Douglas Hayward, a senior analyst for Ovum, a UK-based advisory that consults on technology and market changes in software and IT services, writes a thoughtful piece about some of the current dynamics in outsourcing.
“2005: transformational outsourcing gets harder,” in particular, discusses the battle going on between two ambitious forces.
On one side reside those service providers combining their services with consulting to create what is being labeled “transformational outsourcing.” They believe in the economic benefits of “bundling” services and consulting. He says Accenture falls into this camp.
On the other side are firms that offer stand-alone consulting — he lists Deloitte and PA Consulting. They argue that executives need “independent” advice, which means advice that doesn't come from the same company providing the services themselves.
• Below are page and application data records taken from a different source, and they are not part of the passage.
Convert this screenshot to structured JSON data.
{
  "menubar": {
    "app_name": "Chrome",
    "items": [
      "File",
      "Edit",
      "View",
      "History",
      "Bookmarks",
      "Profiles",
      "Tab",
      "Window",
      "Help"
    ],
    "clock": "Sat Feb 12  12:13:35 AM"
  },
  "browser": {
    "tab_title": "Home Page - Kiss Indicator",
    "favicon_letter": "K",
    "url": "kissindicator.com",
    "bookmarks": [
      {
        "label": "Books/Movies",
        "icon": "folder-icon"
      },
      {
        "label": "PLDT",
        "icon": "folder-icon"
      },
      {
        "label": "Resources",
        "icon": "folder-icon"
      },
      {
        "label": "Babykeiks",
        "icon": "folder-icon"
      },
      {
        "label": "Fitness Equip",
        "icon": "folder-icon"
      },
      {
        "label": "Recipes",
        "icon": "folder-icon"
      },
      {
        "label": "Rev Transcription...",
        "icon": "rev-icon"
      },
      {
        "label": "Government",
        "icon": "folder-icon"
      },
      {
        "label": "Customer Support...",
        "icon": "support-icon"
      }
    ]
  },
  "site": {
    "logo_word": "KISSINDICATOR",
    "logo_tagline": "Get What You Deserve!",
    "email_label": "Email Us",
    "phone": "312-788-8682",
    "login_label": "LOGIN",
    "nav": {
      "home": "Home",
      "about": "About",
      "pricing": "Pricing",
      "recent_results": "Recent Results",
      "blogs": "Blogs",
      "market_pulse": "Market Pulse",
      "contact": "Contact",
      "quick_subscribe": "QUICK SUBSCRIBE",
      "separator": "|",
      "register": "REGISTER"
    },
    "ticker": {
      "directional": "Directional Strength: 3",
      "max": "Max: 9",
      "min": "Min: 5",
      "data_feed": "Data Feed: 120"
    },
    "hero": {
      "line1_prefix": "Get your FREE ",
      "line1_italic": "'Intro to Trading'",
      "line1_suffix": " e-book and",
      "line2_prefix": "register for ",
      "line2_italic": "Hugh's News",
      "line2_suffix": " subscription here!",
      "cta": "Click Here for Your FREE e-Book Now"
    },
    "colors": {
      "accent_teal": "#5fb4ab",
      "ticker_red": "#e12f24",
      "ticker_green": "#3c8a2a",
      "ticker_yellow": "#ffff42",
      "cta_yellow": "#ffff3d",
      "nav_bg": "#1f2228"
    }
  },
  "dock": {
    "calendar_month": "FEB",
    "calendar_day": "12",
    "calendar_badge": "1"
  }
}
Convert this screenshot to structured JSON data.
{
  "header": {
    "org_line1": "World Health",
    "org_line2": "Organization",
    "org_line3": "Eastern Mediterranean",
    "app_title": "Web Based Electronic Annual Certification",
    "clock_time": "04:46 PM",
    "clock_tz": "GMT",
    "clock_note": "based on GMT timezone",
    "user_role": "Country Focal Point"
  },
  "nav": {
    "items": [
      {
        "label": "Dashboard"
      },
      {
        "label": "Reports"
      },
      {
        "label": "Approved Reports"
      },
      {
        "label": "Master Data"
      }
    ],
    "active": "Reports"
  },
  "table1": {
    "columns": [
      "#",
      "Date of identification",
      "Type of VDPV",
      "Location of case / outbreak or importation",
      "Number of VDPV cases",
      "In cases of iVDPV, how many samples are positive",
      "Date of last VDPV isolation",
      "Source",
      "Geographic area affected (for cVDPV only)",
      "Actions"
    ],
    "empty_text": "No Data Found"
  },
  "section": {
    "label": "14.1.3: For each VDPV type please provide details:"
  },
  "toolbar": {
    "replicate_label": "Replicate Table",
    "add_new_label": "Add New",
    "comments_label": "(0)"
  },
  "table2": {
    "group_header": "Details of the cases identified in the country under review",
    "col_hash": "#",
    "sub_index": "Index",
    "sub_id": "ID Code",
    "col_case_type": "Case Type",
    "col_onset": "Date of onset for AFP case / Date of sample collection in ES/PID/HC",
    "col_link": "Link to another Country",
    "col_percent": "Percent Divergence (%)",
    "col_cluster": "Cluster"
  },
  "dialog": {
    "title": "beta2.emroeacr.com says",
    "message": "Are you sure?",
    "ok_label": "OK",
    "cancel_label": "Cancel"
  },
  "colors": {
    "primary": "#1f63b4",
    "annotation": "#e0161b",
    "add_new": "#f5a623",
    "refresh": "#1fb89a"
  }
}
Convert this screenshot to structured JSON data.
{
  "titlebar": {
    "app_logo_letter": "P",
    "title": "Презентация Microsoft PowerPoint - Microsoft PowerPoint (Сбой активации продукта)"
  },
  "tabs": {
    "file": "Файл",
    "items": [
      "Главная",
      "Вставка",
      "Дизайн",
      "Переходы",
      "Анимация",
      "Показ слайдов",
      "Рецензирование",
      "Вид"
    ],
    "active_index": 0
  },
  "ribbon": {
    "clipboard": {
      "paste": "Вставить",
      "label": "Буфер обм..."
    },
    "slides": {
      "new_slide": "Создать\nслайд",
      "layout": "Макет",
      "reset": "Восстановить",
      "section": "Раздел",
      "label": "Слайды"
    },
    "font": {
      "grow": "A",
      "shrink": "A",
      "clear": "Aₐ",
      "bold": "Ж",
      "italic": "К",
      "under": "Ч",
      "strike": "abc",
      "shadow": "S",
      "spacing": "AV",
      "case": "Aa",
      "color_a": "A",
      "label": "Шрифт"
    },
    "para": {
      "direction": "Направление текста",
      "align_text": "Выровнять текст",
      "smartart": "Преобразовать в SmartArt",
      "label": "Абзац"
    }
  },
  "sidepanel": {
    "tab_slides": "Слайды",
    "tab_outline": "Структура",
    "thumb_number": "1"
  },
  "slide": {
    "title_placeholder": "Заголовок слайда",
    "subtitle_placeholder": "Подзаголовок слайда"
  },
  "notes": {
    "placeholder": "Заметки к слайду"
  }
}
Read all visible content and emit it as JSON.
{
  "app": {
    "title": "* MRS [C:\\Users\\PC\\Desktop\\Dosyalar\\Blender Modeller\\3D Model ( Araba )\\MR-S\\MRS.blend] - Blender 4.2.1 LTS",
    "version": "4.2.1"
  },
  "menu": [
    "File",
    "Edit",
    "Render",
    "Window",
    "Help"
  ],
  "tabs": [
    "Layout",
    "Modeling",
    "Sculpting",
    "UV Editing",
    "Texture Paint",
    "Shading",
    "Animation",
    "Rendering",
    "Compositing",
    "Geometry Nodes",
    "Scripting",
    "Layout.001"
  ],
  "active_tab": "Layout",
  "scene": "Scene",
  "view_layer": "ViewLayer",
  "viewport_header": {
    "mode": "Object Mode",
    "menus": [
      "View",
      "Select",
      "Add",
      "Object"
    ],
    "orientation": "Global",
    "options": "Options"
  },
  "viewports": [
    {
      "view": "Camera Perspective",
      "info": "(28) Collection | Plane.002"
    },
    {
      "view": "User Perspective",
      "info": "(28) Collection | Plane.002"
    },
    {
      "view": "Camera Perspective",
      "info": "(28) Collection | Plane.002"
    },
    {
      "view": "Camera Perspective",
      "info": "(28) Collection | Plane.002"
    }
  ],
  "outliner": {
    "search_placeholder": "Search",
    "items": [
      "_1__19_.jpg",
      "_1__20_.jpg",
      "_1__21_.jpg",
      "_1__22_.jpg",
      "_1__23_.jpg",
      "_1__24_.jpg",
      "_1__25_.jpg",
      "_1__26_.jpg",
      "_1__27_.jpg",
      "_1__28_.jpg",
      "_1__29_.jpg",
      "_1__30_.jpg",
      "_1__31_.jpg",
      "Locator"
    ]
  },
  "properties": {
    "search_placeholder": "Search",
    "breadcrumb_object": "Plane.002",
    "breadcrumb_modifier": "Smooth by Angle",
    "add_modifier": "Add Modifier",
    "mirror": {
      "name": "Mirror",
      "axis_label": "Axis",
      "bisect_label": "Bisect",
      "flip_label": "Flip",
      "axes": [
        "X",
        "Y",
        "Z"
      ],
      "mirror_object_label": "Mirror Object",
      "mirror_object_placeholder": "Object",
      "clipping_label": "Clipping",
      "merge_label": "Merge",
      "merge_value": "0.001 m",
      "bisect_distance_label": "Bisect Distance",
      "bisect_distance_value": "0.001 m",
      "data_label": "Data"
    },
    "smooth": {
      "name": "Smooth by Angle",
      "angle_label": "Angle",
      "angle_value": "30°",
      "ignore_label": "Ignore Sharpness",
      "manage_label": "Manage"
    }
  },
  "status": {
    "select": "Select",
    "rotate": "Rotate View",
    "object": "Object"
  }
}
Mr. Hayward suggests that these “trusted advisors” will “persuade CEOs not to rush into transformational outsourcing contracts. They'll advise customers to do business transformation work first (using the trusted advisor, of course) and to sign outsourcing contracts as a last resort only…”
It all comes down to who owns the “CEO relationship.”
Into the mix he throws multi-sourcing, which gives the CEO the impression that somehow he or she is owned by nobody and can pick and choose among best-of-breed solutions. That in itself introduces complexity of delivery and management overhead.
These battles of titans only complicate the outsourcing options.
The bottom line — and here I don't quote anybody but myself — is that the going isn't easy (not at the top of the outsourcing process, nor at the bottom nor anywhere in between, where we play). When you hear somebody state that he or she has the solution, that's when you should really start asking the questions.